Cooking isn`t an exact science. It`s all about combining flavors you enjoy. I pick recipes that sound good, then tweak them to my family`s tastes. I`ll never forget the summer of perfecting the Margarita, but that`s a story for another day.
I`ve tried many different salsa recipes over the years. This one I created several years ago. I used to pick up a couple of each pepper at the store and start chopping. My tastes have changed, so now I skip the Habanero and Serrano chilies. It`s hard to find flavorful fresh tomatoes locally, so for consistency, I start with a can of petite diced tomatoes. Be sure to refer to the Washing Vegetables and Fruit page under the Granny Knows section before you start chopping.
The following recipe starts off as Pico de Gallo, then with the addition of more tomatoes and sauce, it ends up as Salsa.
1 14.5 oz can petite diced tomatoes (2 cans for salsa)
2 each Hatch green chilies
2 each Hungarian peppers (4, if small)
1 jalapeño or other hot pepper
2 bunches green onions or ½ cup chopped onions
1 cup cilantro leaves
1 teaspoon minced garlic
1 tablespoon lime juice
1 teaspoon olive oil
Put can of tomatoes in large mixing bowl. Add garlic, lime juice and olive oil. After washing peppers, onions and cilantro, let drain. Chop onions and add to bowl. Remove stem end of peppers. I remove the seeds. Some folks leave them in – it’s all a matter of preference. Personally, I don`t like getting pepper seeds stuck in between my teeth. Slice lengthwise.
Next, cut Hatch and Hungarian peppers into narrow strips and chop (or put in your food processor to let it do the work for you.) Add to mixing bowl. Finely chop the jalapeño pepper and add a little at a time depending on how hot you like it. Stir well. Stop here and you have fresh Pico de Gallo.
For Salsa, continue by adding another can of tomatoes and an 8 oz. can of tomato sauce. I use the “no added salt” tomato sauce. Stir well. Store tightly covered in the refrigerator up to 5 days. Salsa always tastes better at room temperature, so let it warm up before serving.
This is a no-brainer for a good, filling supper on a cold night. I’m sure there’s hundreds of variations on this recipe. Brown the meat, and a few minutes later, pop it in the oven and you’re done. I usually use 93% lean hamburger, but any ground meat tastes fine – elk, turkey, chicken. This recipe can be easily doubled to make an 11″ x 17″ casserole. For one pound of meat, I use either an 8″ square or 8″ x 10″, 2 qt. baking pan.

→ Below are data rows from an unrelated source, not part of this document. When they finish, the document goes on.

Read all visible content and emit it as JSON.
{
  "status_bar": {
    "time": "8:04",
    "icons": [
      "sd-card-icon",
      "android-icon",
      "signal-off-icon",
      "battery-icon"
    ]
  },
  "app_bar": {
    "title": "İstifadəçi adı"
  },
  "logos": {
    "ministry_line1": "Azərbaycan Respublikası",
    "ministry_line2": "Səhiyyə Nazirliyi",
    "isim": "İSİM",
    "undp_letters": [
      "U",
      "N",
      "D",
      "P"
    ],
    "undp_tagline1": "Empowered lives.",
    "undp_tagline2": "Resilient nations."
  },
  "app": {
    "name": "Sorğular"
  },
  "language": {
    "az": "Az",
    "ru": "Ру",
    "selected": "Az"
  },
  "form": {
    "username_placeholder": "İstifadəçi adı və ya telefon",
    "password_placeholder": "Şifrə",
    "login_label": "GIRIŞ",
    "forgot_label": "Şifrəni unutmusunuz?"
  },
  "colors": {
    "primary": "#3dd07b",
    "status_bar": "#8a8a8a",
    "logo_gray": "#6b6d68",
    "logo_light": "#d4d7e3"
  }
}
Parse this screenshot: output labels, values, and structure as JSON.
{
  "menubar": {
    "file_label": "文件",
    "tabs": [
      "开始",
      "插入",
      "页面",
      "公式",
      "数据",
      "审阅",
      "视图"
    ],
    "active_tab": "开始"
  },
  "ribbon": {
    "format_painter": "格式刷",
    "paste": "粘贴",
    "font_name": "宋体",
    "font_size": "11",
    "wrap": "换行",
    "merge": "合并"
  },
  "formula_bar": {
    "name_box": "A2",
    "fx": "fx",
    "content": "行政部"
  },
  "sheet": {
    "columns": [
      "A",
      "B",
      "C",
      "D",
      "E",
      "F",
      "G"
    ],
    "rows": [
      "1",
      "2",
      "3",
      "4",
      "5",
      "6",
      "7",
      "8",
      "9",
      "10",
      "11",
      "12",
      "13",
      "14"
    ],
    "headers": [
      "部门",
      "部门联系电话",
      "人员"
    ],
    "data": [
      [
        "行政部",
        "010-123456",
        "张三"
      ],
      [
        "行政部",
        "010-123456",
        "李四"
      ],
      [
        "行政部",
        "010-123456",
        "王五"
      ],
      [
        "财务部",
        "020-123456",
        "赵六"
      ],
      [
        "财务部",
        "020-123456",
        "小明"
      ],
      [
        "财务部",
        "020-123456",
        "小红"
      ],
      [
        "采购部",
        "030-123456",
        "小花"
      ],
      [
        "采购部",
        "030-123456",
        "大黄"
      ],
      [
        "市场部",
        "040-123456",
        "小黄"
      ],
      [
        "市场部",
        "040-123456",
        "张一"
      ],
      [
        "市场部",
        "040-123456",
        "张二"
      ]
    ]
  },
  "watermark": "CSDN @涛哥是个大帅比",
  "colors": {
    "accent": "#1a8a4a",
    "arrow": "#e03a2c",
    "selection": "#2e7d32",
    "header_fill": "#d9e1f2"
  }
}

1 lb. ground beef
1/4 cup chopped onion (optional)
Salt and pepper
1 10¾ oz. can Cream of Chicken soup
1 teaspoon minced garlic
2 tablespoons water
1 lb. tater tots, frozen
Preheat oven to 350°.
Brown ground beef in skillet. Sprinkle meat with salt and pepper to your taste as it is browning. Put chicken soup, water and garlic in a small bowl and mix well. [My oven heats up quickly. I start the oven at this point.] Drain fat from browned meat.
Put in greased casserole dish and spread out to form a layer of meat on the bottom. Next, evenly spread the chicken soup mixture over meat. Top with frozen tater tots.
Bake at 350° for 45 minutes or so until tater tots are done and crisp.